* _WORK REQUEST_
State the number of lines in the records that contain "name", with no other words.

========================================================================

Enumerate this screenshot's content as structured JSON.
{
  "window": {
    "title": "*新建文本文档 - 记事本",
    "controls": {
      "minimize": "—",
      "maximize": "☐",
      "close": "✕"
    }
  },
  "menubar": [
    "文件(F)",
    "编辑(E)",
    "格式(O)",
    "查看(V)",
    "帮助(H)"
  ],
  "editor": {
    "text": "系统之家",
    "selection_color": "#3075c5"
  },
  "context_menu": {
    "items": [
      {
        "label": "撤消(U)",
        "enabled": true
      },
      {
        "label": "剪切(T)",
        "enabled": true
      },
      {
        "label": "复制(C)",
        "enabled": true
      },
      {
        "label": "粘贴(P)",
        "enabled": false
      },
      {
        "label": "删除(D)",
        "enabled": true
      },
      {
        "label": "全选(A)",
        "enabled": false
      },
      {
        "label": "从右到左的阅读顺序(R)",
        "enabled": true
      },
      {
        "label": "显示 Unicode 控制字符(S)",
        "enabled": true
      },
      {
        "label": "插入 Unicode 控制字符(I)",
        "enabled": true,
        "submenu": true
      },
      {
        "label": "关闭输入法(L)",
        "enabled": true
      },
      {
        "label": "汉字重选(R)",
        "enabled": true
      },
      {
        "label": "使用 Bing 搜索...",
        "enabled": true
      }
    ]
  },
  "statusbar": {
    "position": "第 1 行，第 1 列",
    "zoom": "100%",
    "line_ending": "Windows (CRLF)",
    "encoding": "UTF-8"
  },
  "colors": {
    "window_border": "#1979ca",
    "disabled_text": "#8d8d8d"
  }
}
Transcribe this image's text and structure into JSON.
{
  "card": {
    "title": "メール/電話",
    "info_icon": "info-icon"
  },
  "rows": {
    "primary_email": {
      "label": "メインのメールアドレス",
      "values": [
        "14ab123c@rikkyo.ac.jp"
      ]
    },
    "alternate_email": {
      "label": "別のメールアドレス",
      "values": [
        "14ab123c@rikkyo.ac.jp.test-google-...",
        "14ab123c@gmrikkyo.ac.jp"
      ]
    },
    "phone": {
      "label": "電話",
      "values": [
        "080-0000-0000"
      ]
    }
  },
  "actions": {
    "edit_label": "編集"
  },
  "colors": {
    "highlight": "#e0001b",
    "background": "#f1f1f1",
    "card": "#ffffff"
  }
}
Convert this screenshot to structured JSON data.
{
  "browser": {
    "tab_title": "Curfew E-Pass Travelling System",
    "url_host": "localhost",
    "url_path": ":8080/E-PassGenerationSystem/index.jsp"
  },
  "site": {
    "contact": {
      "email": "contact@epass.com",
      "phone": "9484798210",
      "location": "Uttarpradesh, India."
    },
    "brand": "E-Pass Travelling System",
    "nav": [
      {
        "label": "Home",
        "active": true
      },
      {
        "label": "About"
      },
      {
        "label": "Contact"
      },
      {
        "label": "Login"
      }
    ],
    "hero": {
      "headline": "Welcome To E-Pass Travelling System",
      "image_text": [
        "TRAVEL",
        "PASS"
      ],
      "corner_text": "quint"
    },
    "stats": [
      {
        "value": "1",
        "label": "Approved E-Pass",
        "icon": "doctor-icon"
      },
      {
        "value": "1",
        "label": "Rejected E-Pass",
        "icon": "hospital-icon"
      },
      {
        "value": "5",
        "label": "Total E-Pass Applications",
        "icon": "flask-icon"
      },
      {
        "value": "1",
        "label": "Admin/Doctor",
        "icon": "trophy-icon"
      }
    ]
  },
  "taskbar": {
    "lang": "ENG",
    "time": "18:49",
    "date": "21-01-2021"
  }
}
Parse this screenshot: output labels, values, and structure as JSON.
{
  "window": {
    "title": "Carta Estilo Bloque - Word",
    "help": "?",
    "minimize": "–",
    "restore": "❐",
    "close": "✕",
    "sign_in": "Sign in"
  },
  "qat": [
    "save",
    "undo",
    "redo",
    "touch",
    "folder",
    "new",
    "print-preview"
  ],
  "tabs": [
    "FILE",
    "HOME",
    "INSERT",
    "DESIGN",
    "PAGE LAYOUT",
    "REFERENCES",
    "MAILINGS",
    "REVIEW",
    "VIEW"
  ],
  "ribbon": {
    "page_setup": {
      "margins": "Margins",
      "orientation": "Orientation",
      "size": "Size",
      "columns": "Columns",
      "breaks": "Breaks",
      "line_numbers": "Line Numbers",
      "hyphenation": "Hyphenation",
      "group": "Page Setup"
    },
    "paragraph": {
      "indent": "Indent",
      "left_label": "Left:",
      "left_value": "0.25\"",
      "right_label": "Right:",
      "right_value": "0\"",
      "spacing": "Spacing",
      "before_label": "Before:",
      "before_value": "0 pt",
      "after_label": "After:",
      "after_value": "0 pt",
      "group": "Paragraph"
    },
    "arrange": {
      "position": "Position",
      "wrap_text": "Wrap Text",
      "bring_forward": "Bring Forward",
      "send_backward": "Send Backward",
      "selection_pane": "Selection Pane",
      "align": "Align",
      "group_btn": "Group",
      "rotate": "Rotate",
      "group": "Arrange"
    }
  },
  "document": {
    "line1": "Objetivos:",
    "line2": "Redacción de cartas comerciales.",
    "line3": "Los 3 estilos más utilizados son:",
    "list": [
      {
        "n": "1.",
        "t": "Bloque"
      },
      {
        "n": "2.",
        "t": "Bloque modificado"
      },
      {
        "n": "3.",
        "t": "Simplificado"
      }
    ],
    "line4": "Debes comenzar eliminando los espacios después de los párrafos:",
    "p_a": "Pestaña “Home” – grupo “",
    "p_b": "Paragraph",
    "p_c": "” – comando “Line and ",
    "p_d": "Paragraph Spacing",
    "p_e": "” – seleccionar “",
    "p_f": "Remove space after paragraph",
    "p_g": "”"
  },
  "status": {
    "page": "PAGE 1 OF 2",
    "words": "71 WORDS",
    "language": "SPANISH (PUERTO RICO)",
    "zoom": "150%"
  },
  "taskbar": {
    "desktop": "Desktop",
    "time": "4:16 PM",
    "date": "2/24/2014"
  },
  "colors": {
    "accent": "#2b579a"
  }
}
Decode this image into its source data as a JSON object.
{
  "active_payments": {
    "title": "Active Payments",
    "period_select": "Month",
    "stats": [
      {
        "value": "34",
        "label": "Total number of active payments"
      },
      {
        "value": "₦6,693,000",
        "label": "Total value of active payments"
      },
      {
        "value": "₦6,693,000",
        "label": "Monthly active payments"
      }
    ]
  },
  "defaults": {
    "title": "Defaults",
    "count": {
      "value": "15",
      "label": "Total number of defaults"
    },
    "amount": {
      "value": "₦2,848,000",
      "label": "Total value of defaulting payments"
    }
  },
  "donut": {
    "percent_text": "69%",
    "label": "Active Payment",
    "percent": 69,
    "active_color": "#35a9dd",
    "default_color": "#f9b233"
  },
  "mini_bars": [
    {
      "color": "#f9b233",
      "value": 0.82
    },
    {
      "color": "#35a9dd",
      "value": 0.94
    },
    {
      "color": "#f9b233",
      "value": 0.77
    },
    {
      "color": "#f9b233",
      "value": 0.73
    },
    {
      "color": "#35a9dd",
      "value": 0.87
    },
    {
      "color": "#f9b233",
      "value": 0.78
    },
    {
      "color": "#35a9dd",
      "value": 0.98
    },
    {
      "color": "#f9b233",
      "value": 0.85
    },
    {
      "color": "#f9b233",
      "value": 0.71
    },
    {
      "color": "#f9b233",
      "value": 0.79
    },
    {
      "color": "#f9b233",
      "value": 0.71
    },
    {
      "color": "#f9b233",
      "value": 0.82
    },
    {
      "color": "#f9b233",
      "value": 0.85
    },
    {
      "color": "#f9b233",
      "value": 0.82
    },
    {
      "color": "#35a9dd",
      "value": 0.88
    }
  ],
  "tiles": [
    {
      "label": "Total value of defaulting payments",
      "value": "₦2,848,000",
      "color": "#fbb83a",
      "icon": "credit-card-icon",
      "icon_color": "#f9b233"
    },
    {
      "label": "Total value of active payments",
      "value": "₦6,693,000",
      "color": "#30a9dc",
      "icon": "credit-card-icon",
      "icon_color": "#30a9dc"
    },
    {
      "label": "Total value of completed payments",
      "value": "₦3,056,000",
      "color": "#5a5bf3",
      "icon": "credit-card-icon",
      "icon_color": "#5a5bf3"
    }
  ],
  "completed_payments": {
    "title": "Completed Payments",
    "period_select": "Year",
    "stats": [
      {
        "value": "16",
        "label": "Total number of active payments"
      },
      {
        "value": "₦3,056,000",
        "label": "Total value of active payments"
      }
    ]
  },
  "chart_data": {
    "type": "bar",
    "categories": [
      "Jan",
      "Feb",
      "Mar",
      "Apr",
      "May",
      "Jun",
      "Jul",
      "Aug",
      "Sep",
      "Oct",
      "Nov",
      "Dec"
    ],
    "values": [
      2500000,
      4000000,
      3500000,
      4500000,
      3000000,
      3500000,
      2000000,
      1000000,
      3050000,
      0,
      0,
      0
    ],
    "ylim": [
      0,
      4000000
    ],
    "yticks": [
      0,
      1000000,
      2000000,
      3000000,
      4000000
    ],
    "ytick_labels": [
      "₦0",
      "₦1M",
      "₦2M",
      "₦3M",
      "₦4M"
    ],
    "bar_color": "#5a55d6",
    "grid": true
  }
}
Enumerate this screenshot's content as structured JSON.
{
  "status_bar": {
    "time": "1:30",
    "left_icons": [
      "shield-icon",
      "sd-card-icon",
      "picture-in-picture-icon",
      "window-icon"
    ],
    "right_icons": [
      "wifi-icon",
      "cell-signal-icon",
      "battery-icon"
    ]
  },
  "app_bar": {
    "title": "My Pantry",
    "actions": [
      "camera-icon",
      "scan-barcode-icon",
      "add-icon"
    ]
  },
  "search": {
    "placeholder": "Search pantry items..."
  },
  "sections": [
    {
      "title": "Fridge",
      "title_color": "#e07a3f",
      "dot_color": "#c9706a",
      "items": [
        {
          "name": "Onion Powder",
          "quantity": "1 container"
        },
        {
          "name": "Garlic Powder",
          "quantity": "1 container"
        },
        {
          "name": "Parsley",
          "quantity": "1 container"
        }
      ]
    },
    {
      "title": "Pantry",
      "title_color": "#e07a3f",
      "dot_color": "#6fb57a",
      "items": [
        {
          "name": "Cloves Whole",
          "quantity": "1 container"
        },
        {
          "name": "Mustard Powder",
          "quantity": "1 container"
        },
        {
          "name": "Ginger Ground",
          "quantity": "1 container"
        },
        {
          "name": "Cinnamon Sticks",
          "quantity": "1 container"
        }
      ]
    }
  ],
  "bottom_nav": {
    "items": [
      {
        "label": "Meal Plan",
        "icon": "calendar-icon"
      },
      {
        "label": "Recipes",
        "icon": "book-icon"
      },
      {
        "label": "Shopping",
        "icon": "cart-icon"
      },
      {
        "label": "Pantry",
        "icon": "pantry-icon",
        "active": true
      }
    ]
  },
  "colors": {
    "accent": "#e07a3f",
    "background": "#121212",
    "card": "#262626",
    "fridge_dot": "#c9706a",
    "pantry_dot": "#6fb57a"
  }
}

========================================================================

* _RESPONSE TO THIS TASK_
7